> [PROBLEM STATEMENT]: What lines below include the word "level"? Copy each one.

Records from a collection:
----
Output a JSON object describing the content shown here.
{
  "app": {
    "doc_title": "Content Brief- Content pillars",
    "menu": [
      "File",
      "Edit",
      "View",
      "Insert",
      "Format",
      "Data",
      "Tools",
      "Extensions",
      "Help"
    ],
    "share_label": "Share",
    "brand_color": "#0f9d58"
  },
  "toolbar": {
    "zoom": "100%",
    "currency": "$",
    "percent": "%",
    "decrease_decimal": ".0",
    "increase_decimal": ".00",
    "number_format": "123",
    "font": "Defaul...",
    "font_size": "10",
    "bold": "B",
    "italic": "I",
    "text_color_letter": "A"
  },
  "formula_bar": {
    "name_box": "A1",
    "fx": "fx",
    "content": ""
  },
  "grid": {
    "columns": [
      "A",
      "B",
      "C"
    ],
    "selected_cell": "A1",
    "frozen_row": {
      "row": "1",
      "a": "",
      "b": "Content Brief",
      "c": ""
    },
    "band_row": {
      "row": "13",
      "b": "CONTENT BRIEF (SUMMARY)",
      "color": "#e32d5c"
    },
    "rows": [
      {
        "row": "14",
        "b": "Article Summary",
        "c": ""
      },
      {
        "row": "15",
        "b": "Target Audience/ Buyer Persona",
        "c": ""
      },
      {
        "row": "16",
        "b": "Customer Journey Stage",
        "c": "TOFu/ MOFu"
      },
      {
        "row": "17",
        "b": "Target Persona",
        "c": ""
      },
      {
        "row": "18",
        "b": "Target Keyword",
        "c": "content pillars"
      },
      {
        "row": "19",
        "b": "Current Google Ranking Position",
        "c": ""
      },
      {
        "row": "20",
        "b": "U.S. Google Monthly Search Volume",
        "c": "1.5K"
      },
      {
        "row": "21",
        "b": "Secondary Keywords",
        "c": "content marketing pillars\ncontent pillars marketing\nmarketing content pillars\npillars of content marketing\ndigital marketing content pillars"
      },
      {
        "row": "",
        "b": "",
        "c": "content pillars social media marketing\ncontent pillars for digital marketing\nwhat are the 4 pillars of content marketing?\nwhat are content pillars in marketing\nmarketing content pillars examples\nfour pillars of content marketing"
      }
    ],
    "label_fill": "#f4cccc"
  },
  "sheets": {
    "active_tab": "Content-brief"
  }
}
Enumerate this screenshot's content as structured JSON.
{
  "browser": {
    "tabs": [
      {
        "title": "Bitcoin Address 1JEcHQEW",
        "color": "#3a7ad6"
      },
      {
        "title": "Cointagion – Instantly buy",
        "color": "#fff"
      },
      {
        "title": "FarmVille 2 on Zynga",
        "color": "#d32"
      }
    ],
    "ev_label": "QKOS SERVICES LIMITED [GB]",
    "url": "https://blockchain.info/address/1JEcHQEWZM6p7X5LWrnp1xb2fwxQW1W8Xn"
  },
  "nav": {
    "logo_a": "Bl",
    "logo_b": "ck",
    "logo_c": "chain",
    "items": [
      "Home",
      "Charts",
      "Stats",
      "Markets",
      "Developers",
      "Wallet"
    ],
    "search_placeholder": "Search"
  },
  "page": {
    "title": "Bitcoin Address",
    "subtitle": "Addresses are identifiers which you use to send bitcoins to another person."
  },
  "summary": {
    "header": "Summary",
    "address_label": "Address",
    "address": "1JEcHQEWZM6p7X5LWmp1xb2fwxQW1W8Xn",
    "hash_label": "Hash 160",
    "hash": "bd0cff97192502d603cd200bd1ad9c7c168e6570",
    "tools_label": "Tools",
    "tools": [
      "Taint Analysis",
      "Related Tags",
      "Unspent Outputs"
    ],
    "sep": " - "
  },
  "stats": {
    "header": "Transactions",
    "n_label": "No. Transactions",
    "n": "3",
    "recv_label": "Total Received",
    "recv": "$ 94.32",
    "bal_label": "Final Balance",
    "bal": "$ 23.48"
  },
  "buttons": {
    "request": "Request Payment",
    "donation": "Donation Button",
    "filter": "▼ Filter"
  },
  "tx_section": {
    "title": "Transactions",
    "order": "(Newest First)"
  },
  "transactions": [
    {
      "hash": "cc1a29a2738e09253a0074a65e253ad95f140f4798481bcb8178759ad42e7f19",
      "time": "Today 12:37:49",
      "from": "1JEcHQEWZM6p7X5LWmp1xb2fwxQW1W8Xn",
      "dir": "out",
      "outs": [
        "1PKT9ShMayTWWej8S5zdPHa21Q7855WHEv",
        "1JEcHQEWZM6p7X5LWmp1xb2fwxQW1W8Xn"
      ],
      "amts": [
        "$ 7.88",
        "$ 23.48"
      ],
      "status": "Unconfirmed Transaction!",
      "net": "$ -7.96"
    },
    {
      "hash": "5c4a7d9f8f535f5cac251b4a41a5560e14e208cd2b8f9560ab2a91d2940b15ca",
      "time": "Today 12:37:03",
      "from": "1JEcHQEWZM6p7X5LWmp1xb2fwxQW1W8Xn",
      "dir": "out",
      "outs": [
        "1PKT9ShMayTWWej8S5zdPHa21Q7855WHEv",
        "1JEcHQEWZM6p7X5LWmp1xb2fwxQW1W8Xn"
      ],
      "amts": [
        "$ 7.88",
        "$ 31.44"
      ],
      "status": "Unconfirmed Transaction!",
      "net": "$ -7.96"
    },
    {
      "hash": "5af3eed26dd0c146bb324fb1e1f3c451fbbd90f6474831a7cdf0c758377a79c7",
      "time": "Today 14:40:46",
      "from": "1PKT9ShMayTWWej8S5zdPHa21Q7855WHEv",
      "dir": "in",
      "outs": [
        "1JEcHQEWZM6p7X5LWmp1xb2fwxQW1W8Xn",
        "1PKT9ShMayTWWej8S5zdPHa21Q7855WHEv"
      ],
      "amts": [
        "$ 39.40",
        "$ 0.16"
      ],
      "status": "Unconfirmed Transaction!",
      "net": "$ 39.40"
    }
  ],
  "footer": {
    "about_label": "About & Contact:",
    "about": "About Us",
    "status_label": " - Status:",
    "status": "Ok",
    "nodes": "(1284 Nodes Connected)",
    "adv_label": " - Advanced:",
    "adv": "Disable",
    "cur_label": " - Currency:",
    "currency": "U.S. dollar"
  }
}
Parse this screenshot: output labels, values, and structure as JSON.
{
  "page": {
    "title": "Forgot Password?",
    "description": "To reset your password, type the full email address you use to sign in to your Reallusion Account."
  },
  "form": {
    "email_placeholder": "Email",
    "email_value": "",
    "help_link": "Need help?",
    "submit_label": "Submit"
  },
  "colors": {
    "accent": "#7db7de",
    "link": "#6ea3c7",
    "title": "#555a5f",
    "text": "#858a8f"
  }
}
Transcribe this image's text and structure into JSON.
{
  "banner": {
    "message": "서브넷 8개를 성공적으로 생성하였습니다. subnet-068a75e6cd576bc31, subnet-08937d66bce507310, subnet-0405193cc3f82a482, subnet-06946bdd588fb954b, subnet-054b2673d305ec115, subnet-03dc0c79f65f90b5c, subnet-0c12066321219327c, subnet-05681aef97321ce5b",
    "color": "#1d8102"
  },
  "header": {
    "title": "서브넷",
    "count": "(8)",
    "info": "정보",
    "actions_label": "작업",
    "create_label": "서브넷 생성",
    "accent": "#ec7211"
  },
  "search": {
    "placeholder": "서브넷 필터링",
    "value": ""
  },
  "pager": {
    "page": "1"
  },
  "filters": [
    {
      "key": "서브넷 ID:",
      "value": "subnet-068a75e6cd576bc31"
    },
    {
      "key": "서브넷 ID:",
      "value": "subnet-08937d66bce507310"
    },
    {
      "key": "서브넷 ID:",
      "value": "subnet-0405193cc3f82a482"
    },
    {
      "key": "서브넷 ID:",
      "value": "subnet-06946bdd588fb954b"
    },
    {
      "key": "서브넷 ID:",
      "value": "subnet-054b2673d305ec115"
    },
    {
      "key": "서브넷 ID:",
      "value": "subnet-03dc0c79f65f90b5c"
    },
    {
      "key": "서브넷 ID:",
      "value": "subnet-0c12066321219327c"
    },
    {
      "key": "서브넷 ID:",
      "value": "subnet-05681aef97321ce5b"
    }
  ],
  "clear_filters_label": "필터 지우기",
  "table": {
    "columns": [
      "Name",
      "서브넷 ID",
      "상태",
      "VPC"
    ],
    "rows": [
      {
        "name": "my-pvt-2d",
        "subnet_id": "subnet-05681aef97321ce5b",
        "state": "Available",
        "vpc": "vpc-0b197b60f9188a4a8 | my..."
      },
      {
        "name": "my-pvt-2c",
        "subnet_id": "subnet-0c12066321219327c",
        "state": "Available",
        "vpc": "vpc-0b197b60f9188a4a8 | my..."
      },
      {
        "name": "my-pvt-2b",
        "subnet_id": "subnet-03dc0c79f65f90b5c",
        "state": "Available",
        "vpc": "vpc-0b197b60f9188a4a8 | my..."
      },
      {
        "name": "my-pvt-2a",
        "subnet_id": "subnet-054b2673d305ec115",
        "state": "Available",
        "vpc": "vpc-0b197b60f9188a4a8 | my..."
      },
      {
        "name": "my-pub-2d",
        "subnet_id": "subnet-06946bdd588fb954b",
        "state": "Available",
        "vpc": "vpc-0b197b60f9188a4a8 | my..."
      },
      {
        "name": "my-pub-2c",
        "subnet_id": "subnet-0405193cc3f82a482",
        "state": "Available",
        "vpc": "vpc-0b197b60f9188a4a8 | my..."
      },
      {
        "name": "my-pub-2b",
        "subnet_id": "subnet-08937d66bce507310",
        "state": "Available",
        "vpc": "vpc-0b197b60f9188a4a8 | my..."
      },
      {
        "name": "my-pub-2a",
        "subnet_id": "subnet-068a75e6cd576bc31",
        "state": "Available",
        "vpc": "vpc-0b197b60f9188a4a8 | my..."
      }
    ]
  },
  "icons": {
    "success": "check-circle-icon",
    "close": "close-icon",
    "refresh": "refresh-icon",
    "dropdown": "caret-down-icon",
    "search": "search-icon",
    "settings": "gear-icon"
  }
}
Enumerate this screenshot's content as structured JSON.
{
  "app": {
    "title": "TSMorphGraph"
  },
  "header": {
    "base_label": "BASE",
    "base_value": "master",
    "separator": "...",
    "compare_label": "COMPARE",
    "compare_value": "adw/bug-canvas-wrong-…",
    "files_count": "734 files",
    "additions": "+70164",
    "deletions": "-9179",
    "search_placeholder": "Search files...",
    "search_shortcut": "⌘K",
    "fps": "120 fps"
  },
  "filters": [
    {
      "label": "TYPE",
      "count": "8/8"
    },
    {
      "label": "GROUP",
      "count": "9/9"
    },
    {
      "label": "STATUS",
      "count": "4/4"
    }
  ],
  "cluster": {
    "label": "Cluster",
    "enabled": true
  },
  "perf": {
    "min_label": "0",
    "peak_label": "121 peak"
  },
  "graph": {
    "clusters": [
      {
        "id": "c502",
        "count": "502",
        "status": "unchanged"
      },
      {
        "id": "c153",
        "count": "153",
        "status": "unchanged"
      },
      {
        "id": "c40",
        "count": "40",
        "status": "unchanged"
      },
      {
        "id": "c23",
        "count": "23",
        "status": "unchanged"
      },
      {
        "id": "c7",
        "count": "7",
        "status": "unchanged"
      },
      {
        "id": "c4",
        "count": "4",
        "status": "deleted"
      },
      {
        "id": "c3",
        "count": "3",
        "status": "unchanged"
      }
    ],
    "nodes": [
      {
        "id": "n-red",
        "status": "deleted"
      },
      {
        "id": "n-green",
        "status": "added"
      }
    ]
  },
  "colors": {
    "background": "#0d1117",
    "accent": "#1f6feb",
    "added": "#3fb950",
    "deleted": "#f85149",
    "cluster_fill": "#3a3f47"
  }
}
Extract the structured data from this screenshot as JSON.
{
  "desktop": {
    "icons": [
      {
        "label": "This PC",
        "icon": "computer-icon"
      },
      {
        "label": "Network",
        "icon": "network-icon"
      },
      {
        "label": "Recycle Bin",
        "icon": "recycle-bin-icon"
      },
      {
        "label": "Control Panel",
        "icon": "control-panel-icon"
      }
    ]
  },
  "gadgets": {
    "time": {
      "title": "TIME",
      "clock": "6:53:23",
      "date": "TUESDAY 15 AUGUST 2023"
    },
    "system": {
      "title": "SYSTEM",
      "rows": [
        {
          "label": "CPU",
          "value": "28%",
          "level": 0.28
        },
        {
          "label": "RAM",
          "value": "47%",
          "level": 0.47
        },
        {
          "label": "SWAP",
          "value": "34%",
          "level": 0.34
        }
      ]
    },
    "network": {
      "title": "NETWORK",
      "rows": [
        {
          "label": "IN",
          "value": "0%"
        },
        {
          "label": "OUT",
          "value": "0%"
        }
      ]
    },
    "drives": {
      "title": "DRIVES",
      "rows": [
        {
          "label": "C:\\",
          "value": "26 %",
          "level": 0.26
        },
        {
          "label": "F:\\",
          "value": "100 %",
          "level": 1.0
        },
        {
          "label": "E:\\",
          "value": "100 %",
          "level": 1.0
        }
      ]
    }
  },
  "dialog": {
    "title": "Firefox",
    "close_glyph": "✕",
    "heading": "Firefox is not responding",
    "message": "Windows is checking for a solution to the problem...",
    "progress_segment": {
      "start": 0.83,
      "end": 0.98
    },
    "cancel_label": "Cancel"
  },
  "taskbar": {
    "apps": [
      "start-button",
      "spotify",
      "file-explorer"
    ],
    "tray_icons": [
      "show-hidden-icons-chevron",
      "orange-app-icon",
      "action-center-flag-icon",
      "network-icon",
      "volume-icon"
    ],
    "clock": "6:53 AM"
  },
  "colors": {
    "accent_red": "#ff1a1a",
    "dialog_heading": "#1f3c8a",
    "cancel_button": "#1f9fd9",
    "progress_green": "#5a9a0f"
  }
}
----
> [RESPONSE TO THIS TASK]:
          "level": 0.28
          "level": 0.47
          "level": 0.34
          "level": 0.26
          "level": 1.0
          "level": 1.0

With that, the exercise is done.